## RECORDS PROVIDED:
============

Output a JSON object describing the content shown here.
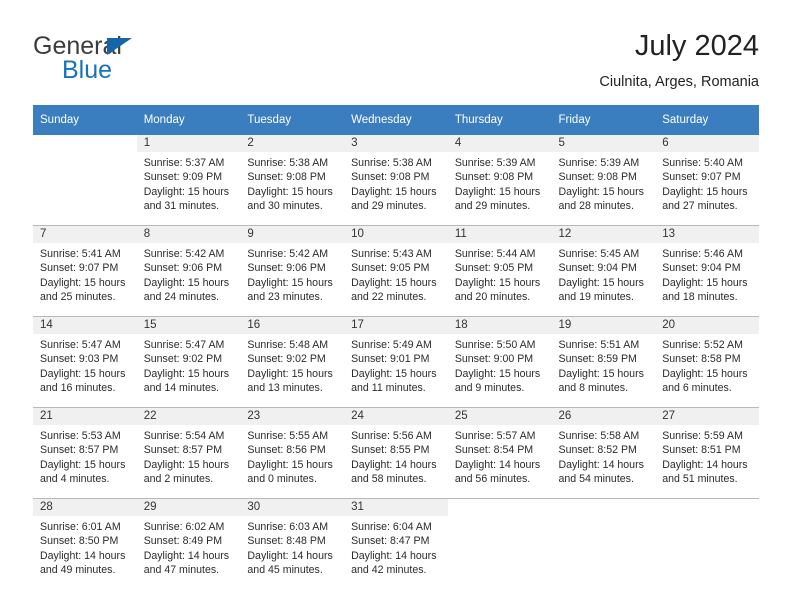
{
  "brand": {
    "name_part1": "General",
    "name_part2": "Blue",
    "flag_icon": "triangle-pennant-icon"
  },
  "header": {
    "title": "July 2024",
    "subtitle": "Ciulnita, Arges, Romania"
  },
  "colors": {
    "header_blue": "#3a7ebf",
    "brand_blue": "#1872bb",
    "daynum_band": "#f0f0f0",
    "row_divider": "#b9b9b9"
  },
  "weekday_headers": [
    "Sunday",
    "Monday",
    "Tuesday",
    "Wednesday",
    "Thursday",
    "Friday",
    "Saturday"
  ],
  "weeks": [
    [
      {
        "day": "",
        "lines": []
      },
      {
        "day": "1",
        "lines": [
          "Sunrise: 5:37 AM",
          "Sunset: 9:09 PM",
          "Daylight: 15 hours",
          "and 31 minutes."
        ]
      },
      {
        "day": "2",
        "lines": [
          "Sunrise: 5:38 AM",
          "Sunset: 9:08 PM",
          "Daylight: 15 hours",
          "and 30 minutes."
        ]
      },
      {
        "day": "3",
        "lines": [
          "Sunrise: 5:38 AM",
          "Sunset: 9:08 PM",
          "Daylight: 15 hours",
          "and 29 minutes."
        ]
      },
      {
        "day": "4",
        "lines": [
          "Sunrise: 5:39 AM",
          "Sunset: 9:08 PM",
          "Daylight: 15 hours",
          "and 29 minutes."
        ]
      },
      {
        "day": "5",
        "lines": [
          "Sunrise: 5:39 AM",
          "Sunset: 9:08 PM",
          "Daylight: 15 hours",
          "and 28 minutes."
        ]
      },
      {
        "day": "6",
        "lines": [
          "Sunrise: 5:40 AM",
          "Sunset: 9:07 PM",
          "Daylight: 15 hours",
          "and 27 minutes."
        ]
      }
    ],
    [
      {
        "day": "7",
        "lines": [
          "Sunrise: 5:41 AM",
          "Sunset: 9:07 PM",
          "Daylight: 15 hours",
          "and 25 minutes."
        ]
      },
      {
        "day": "8",
        "lines": [
          "Sunrise: 5:42 AM",
          "Sunset: 9:06 PM",
          "Daylight: 15 hours",
          "and 24 minutes."
        ]
      },
      {
        "day": "9",
        "lines": [
          "Sunrise: 5:42 AM",
          "Sunset: 9:06 PM",
          "Daylight: 15 hours",
          "and 23 minutes."
        ]
      },
      {
        "day": "10",
        "lines": [
          "Sunrise: 5:43 AM",
          "Sunset: 9:05 PM",
          "Daylight: 15 hours",
          "and 22 minutes."
        ]
      },
      {
        "day": "11",
        "lines": [
          "Sunrise: 5:44 AM",
          "Sunset: 9:05 PM",
          "Daylight: 15 hours",
          "and 20 minutes."
        ]
      },
      {
        "day": "12",
        "lines": [
          "Sunrise: 5:45 AM",
          "Sunset: 9:04 PM",
          "Daylight: 15 hours",
          "and 19 minutes."
        ]
      },
      {
        "day": "13",
        "lines": [
          "Sunrise: 5:46 AM",
          "Sunset: 9:04 PM",
          "Daylight: 15 hours",
          "and 18 minutes."
        ]
      }
    ],
    [
      {
        "day": "14",
        "lines": [
          "Sunrise: 5:47 AM",
          "Sunset: 9:03 PM",
          "Daylight: 15 hours",
          "and 16 minutes."
        ]
      },
      {
        "day": "15",
        "lines": [
          "Sunrise: 5:47 AM",
          "Sunset: 9:02 PM",
          "Daylight: 15 hours",
          "and 14 minutes."
        ]
      },
      {
        "day": "16",
        "lines": [
          "Sunrise: 5:48 AM",
          "Sunset: 9:02 PM",
          "Daylight: 15 hours",
          "and 13 minutes."
        ]
      },
      {
        "day": "17",
        "lines": [
          "Sunrise: 5:49 AM",
          "Sunset: 9:01 PM",
          "Daylight: 15 hours",
          "and 11 minutes."
        ]
      },
      {
        "day": "18",
        "lines": [
          "Sunrise: 5:50 AM",
          "Sunset: 9:00 PM",
          "Daylight: 15 hours",
          "and 9 minutes."
        ]
      },
      {
        "day": "19",
        "lines": [
          "Sunrise: 5:51 AM",
          "Sunset: 8:59 PM",
          "Daylight: 15 hours",
          "and 8 minutes."
        ]
      },
      {
        "day": "20",
        "lines": [
          "Sunrise: 5:52 AM",
          "Sunset: 8:58 PM",
          "Daylight: 15 hours",
          "and 6 minutes."
        ]
      }
    ],
    [
      {
        "day": "21",
        "lines": [
          "Sunrise: 5:53 AM",
          "Sunset: 8:57 PM",
          "Daylight: 15 hours",
          "and 4 minutes."
        ]
      },
      {
        "day": "22",
        "lines": [
          "Sunrise: 5:54 AM",
          "Sunset: 8:57 PM",
          "Daylight: 15 hours",
          "and 2 minutes."
        ]
      },
      {
        "day": "23",
        "lines": [
          "Sunrise: 5:55 AM",
          "Sunset: 8:56 PM",
          "Daylight: 15 hours",
          "and 0 minutes."
        ]
      },
      {
        "day": "24",
        "lines": [
          "Sunrise: 5:56 AM",
          "Sunset: 8:55 PM",
          "Daylight: 14 hours",
          "and 58 minutes."
        ]
      },
      {
        "day": "25",
        "lines": [
          "Sunrise: 5:57 AM",
          "Sunset: 8:54 PM",
          "Daylight: 14 hours",
          "and 56 minutes."
        ]
      },
      {
        "day": "26",
        "lines": [
          "Sunrise: 5:58 AM",
          "Sunset: 8:52 PM",
          "Daylight: 14 hours",
          "and 54 minutes."
        ]
      },
      {
        "day": "27",
        "lines": [
          "Sunrise: 5:59 AM",
          "Sunset: 8:51 PM",
          "Daylight: 14 hours",
          "and 51 minutes."
        ]
      }
    ],
    [
      {
        "day": "28",
        "lines": [
          "Sunrise: 6:01 AM",
          "Sunset: 8:50 PM",
          "Daylight: 14 hours",
          "and 49 minutes."
        ]
      },
      {
        "day": "29",
        "lines": [
          "Sunrise: 6:02 AM",
          "Sunset: 8:49 PM",
          "Daylight: 14 hours",
          "and 47 minutes."
        ]
      },
      {
        "day": "30",
        "lines": [
          "Sunrise: 6:03 AM",
          "Sunset: 8:48 PM",
          "Daylight: 14 hours",
          "and 45 minutes."
        ]
      },
      {
        "day": "31",
        "lines": [
          "Sunrise: 6:04 AM",
          "Sunset: 8:47 PM",
          "Daylight: 14 hours",
          "and 42 minutes."
        ]
      },
      {
        "day": "",
        "lines": []
      },
      {
        "day": "",
        "lines": []
      },
      {
        "day": "",
        "lines": []
      }
    ]
  ]
}
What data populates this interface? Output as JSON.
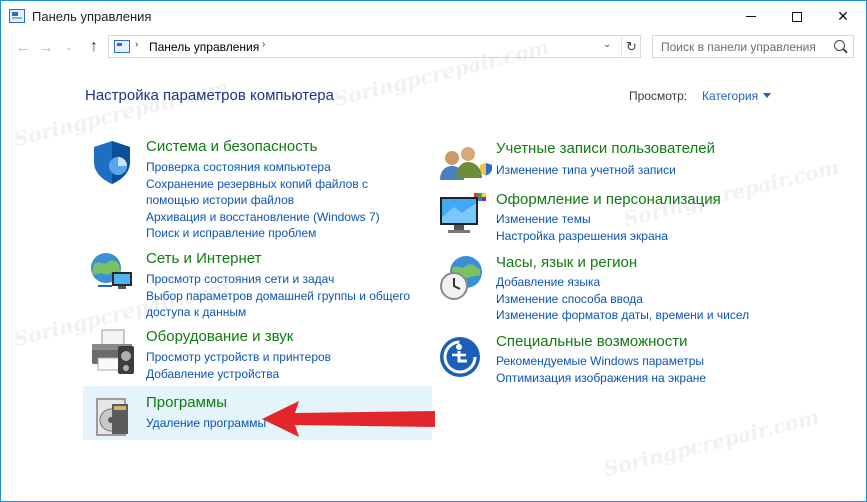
{
  "window": {
    "title": "Панель управления"
  },
  "titlebar": {
    "minimize_icon": "minimize-icon",
    "maximize_icon": "maximize-icon",
    "close_label": "✕"
  },
  "nav": {
    "back": "←",
    "forward": "→",
    "recent": "⌄",
    "up": "↑",
    "address_separator": "›",
    "address_path": "Панель управления",
    "address_chevron_after": "›",
    "address_dropdown": "⌄",
    "refresh": "↻",
    "search_placeholder": "Поиск в панели управления"
  },
  "main": {
    "title": "Настройка параметров компьютера",
    "view_label": "Просмотр:",
    "view_value": "Категория"
  },
  "categories_left": [
    {
      "icon": "shield-icon",
      "heading": "Система и безопасность",
      "links": [
        "Проверка состояния компьютера",
        "Сохранение резервных копий файлов с помощью истории файлов",
        "Архивация и восстановление (Windows 7)",
        "Поиск и исправление проблем"
      ]
    },
    {
      "icon": "network-globe-icon",
      "heading": "Сеть и Интернет",
      "links": [
        "Просмотр состояния сети и задач",
        "Выбор параметров домашней группы и общего доступа к данным"
      ]
    },
    {
      "icon": "printer-icon",
      "heading": "Оборудование и звук",
      "links": [
        "Просмотр устройств и принтеров",
        "Добавление устройства"
      ]
    },
    {
      "icon": "programs-disc-icon",
      "heading": "Программы",
      "links": [
        "Удаление программы"
      ]
    }
  ],
  "categories_right": [
    {
      "icon": "users-icon",
      "heading": "Учетные записи пользователей",
      "links": [
        "Изменение типа учетной записи"
      ]
    },
    {
      "icon": "display-icon",
      "heading": "Оформление и персонализация",
      "links": [
        "Изменение темы",
        "Настройка разрешения экрана"
      ]
    },
    {
      "icon": "clock-globe-icon",
      "heading": "Часы, язык и регион",
      "links": [
        "Добавление языка",
        "Изменение способа ввода",
        "Изменение форматов даты, времени и чисел"
      ]
    },
    {
      "icon": "accessibility-icon",
      "heading": "Специальные возможности",
      "links": [
        "Рекомендуемые Windows параметры",
        "Оптимизация изображения на экране"
      ]
    }
  ],
  "annotation": {
    "arrow_color": "#e3262b"
  },
  "watermark": {
    "text": "Soringpcrepair.com"
  },
  "colors": {
    "accent_border": "#1a8fd8",
    "heading_green": "#107c10",
    "link_blue": "#0b55b5",
    "title_blue": "#1e3287",
    "highlight_bg": "#e5f3fb"
  }
}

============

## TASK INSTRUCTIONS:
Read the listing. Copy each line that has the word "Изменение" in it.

## SOLUTION TO THIS PROBLEM:
        "Изменение типа учетной записи"
        "Изменение темы",
        "Изменение способа ввода",
        "Изменение форматов даты, времени и чисел"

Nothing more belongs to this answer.